- _Interface dataset entries_

--- START ---

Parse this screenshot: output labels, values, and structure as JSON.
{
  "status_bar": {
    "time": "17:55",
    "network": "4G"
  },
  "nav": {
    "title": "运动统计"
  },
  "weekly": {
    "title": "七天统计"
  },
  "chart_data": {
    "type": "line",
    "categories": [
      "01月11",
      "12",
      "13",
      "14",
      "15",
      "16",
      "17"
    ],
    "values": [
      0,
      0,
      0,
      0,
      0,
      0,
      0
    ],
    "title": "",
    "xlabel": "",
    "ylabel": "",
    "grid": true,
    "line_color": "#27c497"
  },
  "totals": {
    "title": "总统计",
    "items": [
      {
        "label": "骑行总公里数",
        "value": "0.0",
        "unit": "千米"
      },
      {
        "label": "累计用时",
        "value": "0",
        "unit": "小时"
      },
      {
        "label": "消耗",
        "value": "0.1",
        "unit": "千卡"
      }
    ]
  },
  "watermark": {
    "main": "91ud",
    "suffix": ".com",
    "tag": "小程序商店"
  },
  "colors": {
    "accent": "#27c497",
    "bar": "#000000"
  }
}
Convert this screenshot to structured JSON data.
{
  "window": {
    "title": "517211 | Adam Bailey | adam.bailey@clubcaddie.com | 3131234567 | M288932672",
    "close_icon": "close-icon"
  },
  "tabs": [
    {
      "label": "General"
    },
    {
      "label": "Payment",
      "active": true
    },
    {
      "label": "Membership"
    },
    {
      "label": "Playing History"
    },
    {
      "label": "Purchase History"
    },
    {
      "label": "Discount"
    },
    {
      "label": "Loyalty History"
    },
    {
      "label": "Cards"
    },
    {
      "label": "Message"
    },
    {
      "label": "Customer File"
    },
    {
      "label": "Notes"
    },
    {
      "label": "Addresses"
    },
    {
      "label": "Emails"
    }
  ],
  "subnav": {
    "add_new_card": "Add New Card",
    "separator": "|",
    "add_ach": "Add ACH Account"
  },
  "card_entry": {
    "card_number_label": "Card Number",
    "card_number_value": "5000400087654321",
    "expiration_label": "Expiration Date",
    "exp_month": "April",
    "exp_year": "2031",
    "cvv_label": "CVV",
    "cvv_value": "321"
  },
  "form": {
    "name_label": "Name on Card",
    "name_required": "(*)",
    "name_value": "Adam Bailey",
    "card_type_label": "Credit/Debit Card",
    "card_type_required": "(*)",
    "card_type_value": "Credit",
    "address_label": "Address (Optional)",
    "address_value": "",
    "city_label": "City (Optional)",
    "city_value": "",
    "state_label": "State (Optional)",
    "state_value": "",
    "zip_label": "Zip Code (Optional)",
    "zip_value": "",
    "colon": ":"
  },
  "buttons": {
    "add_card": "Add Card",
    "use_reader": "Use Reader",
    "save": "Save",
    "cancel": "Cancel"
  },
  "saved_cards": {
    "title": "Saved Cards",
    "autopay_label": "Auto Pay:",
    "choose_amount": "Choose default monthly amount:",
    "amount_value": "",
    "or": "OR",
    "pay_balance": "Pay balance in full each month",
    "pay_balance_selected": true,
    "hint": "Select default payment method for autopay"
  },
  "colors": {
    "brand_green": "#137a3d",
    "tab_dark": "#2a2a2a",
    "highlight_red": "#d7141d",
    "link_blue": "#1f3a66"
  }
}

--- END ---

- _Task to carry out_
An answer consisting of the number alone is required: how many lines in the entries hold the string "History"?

- _Exercise solution_
3